**Task brief**
Pull every line containing the word "Telegram" from the records.

[Interface dataset entries]
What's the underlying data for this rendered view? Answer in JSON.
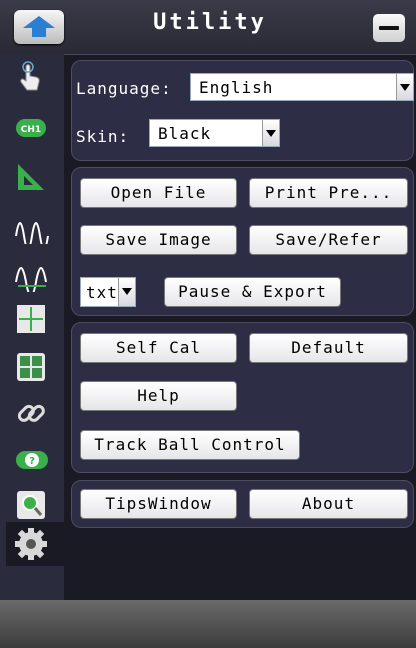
{
  "header": {
    "title": "Utility"
  },
  "sidebar": {
    "items": [
      {
        "icon": "touch-hand-icon"
      },
      {
        "icon": "channel-ch1-icon"
      },
      {
        "icon": "cursor-ruler-icon"
      },
      {
        "icon": "waveform-measure-icon"
      },
      {
        "icon": "waveform-width-icon"
      },
      {
        "icon": "display-grid-icon"
      },
      {
        "icon": "math-calc-icon"
      },
      {
        "icon": "link-icon"
      },
      {
        "icon": "pass-fail-icon"
      },
      {
        "icon": "zoom-icon"
      },
      {
        "icon": "gear-icon"
      }
    ]
  },
  "general": {
    "language_label": "Language:",
    "language_value": "English",
    "skin_label": "Skin:",
    "skin_value": "Black"
  },
  "file": {
    "open_file": "Open File",
    "print_preview": "Print Pre...",
    "save_image": "Save Image",
    "save_refer": "Save/Refer",
    "format_value": "txt",
    "pause_export": "Pause & Export"
  },
  "system": {
    "self_cal": "Self Cal",
    "default": "Default",
    "help": "Help",
    "track_ball": "Track Ball Control"
  },
  "info": {
    "tips_window": "TipsWindow",
    "about": "About"
  },
  "colors": {
    "background": "#1a1a24",
    "panel": "#2d2d45",
    "sidebar": "#2b2b3e",
    "accent": "#2a7fd4"
  }
}
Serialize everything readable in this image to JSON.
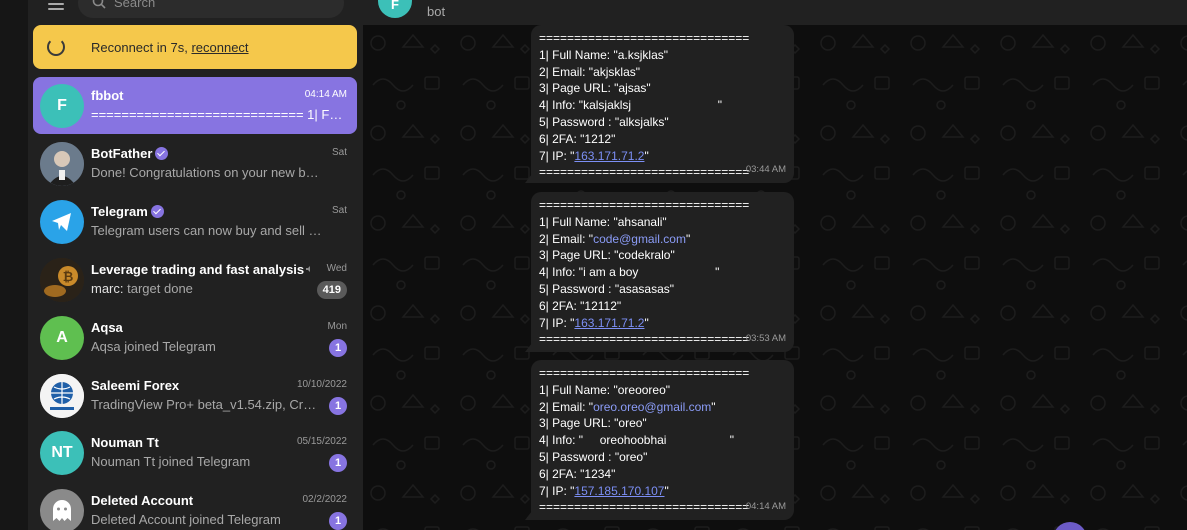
{
  "search": {
    "placeholder": "Search"
  },
  "reconnect": {
    "prefix": "Reconnect in 7s, ",
    "link": "reconnect"
  },
  "chats": [
    {
      "name": "fbbot",
      "initial": "F",
      "time": "04:14 AM",
      "preview": "============================ 1| Full Name: \"oreooreo\"",
      "color": "#3cc0b8"
    },
    {
      "name": "BotFather",
      "time": "Sat",
      "preview": "Done! Congratulations on your new bot. You will find it at t.me/",
      "verified": true
    },
    {
      "name": "Telegram",
      "time": "Sat",
      "preview": "Telegram users can now buy and sell shares",
      "verified": true
    },
    {
      "name": "Leverage trading and fast analysis",
      "time": "Wed",
      "preview_sender": "marc:",
      "preview": "target done",
      "badge": "419"
    },
    {
      "name": "Aqsa",
      "initial": "A",
      "time": "Mon",
      "preview": "Aqsa joined Telegram",
      "badge": "1",
      "color": "#5fbf50"
    },
    {
      "name": "Saleemi Forex",
      "time": "10/10/2022",
      "preview": "TradingView Pro+ beta_v1.54.zip, Crack",
      "badge": "1"
    },
    {
      "name": "Nouman Tt",
      "initial": "NT",
      "time": "05/15/2022",
      "preview": "Nouman Tt joined Telegram",
      "badge": "1",
      "color": "#3cc0b8"
    },
    {
      "name": "Deleted Account",
      "time": "02/2/2022",
      "preview": "Deleted Account joined Telegram",
      "badge": "1",
      "color": "#8a8a8a"
    }
  ],
  "header": {
    "initial": "F",
    "subtitle": "bot"
  },
  "messages": [
    {
      "sep": "==============================",
      "name": "1| Full Name: \"a.ksjklas\"",
      "email_prefix": "2| Email: \"",
      "email": "akjsklas",
      "email_suffix": "\"",
      "page": "3| Page URL: \"ajsas\"",
      "info": "4| Info: \"kalsjaklsj                          \"",
      "password": "5| Password : \"alksjalks\"",
      "twofa": "6| 2FA: \"1212\"",
      "ip_prefix": "7| IP: \"",
      "ip": "163.171.71.2",
      "ip_suffix": "\"",
      "time": "03:44 AM"
    },
    {
      "sep": "==============================",
      "name": "1| Full Name: \"ahsanali\"",
      "email_prefix": "2| Email: \"",
      "email": "code@gmail.com",
      "email_suffix": "\"",
      "page": "3| Page URL: \"codekralo\"",
      "info": "4| Info: \"i am a boy                       \"",
      "password": "5| Password : \"asasasas\"",
      "twofa": "6| 2FA: \"12112\"",
      "ip_prefix": "7| IP: \"",
      "ip": "163.171.71.2",
      "ip_suffix": "\"",
      "time": "03:53 AM"
    },
    {
      "sep": "==============================",
      "name": "1| Full Name: \"oreooreo\"",
      "email_prefix": "2| Email: \"",
      "email": "oreo.oreo@gmail.com",
      "email_suffix": "\"",
      "page": "3| Page URL: \"oreo\"",
      "info": "4| Info: \"     oreohoobhai                   \"",
      "password": "5| Password : \"oreo\"",
      "twofa": "6| 2FA: \"1234\"",
      "ip_prefix": "7| IP: \"",
      "ip": "157.185.170.107",
      "ip_suffix": "\"",
      "time": "04:14 AM"
    }
  ],
  "colors": {
    "accent": "#8774e1",
    "banner": "#f5c84b",
    "link": "#7c8ff5"
  }
}
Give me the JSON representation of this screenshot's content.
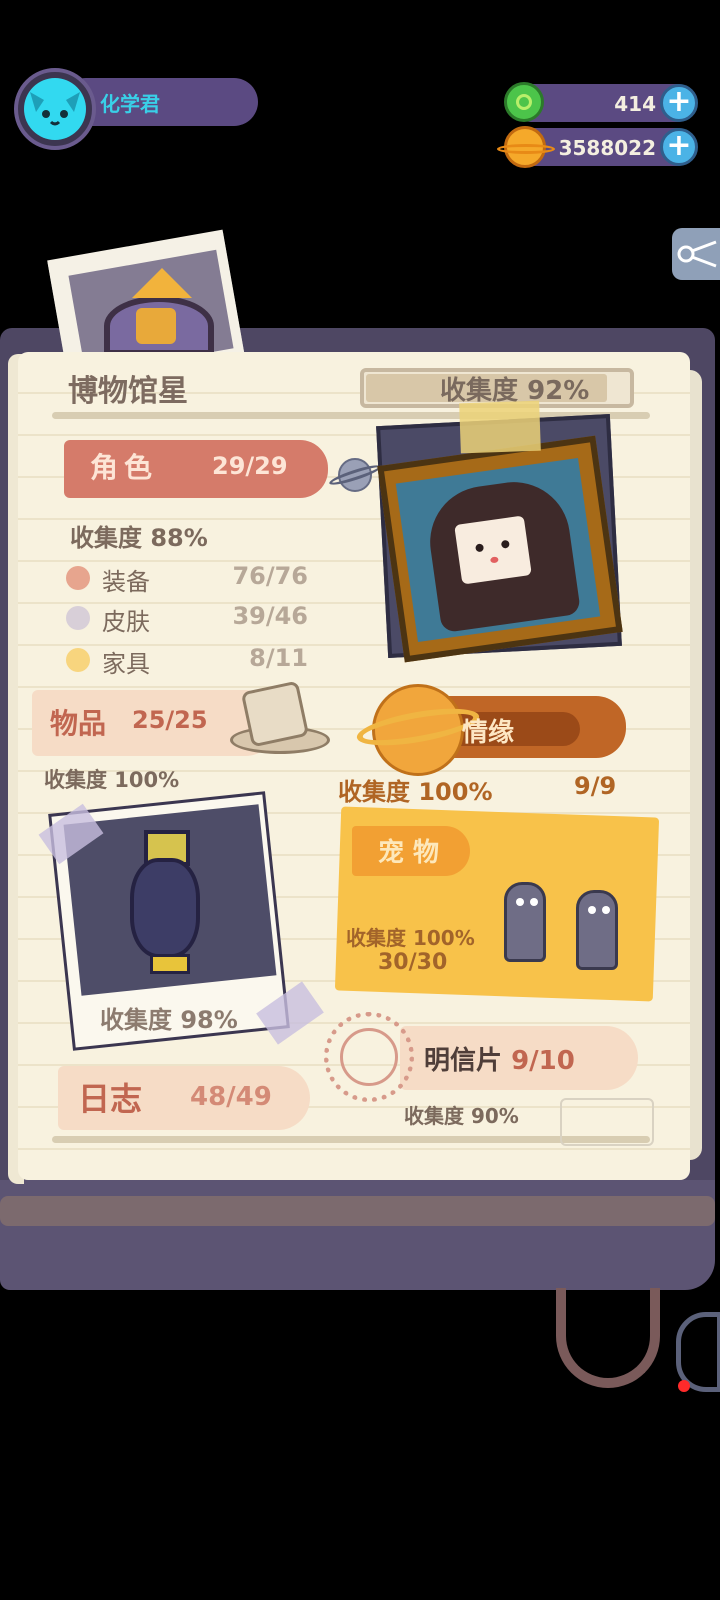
{
  "player": {
    "name": "化学君"
  },
  "currency": {
    "gems": "414",
    "coins": "3588022"
  },
  "book": {
    "title": "博物馆星",
    "collection_label": "收集度",
    "collection_pct": "92%",
    "collection_value": 0.92
  },
  "characters": {
    "label": "角色",
    "count": "29/29",
    "collection": "收集度 88%",
    "subitems": [
      {
        "label": "装备",
        "value": "76/76",
        "color": "#e7a58e"
      },
      {
        "label": "皮肤",
        "value": "39/46",
        "color": "#d8cfd8"
      },
      {
        "label": "家具",
        "value": "8/11",
        "color": "#f8d57e"
      }
    ]
  },
  "items": {
    "label": "物品",
    "count": "25/25",
    "collection": "收集度 100%"
  },
  "relationships": {
    "label": "情缘",
    "collection": "收集度 100%",
    "count": "9/9"
  },
  "artifacts": {
    "collection": "收集度 98%"
  },
  "pets": {
    "label": "宠 物",
    "collection": "收集度 100%",
    "count": "30/30"
  },
  "journal": {
    "label": "日志",
    "count": "48/49"
  },
  "postcards": {
    "label": "明信片",
    "count": "9/10",
    "collection": "收集度 90%"
  },
  "colors": {
    "accent_cyan": "#32d9f0",
    "hud_purple": "#5b4a82",
    "paper": "#f8f2df",
    "character_banner": "#d57b6a",
    "pet_card": "#f8c24a"
  },
  "icons": [
    "cat-avatar-icon",
    "gem-icon",
    "coin-planet-icon",
    "plus-icon",
    "planet-icon",
    "hat-icon",
    "vase-icon",
    "robot-pet-icon",
    "stamp-icon"
  ]
}
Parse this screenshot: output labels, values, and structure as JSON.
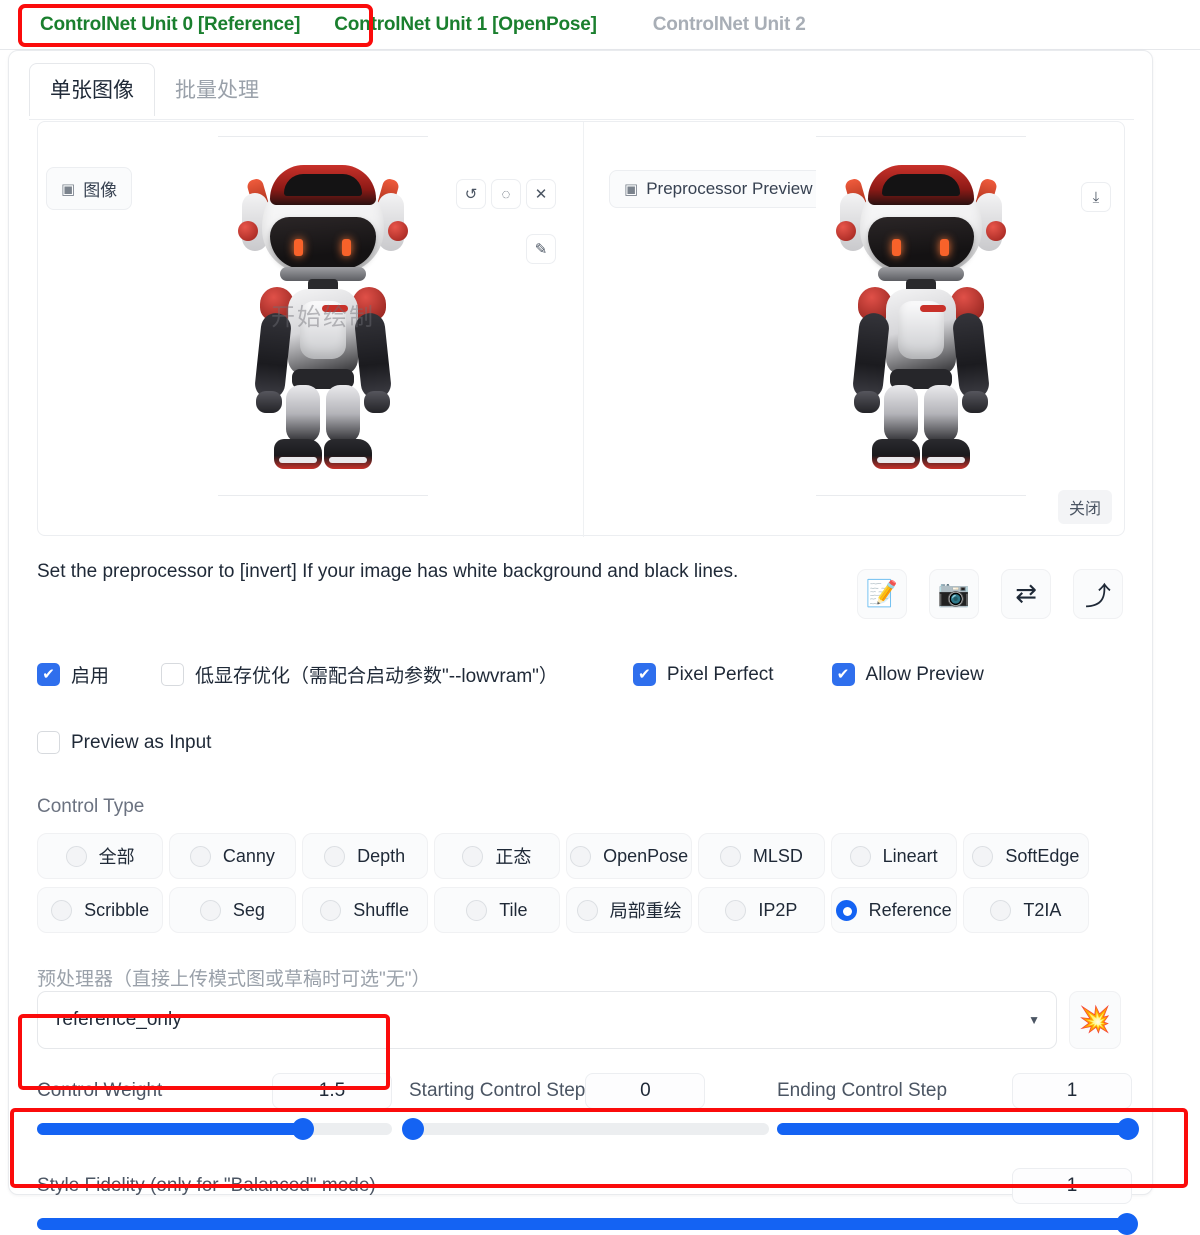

**Answer section**
      "name": "Telegram",
      "preview": "Telegram users can now buy and sell shares",
      "preview": "Aqsa joined Telegram",
      "preview": "Nouman Tt joined Telegram",
      "preview": "Deleted Account joined Telegram",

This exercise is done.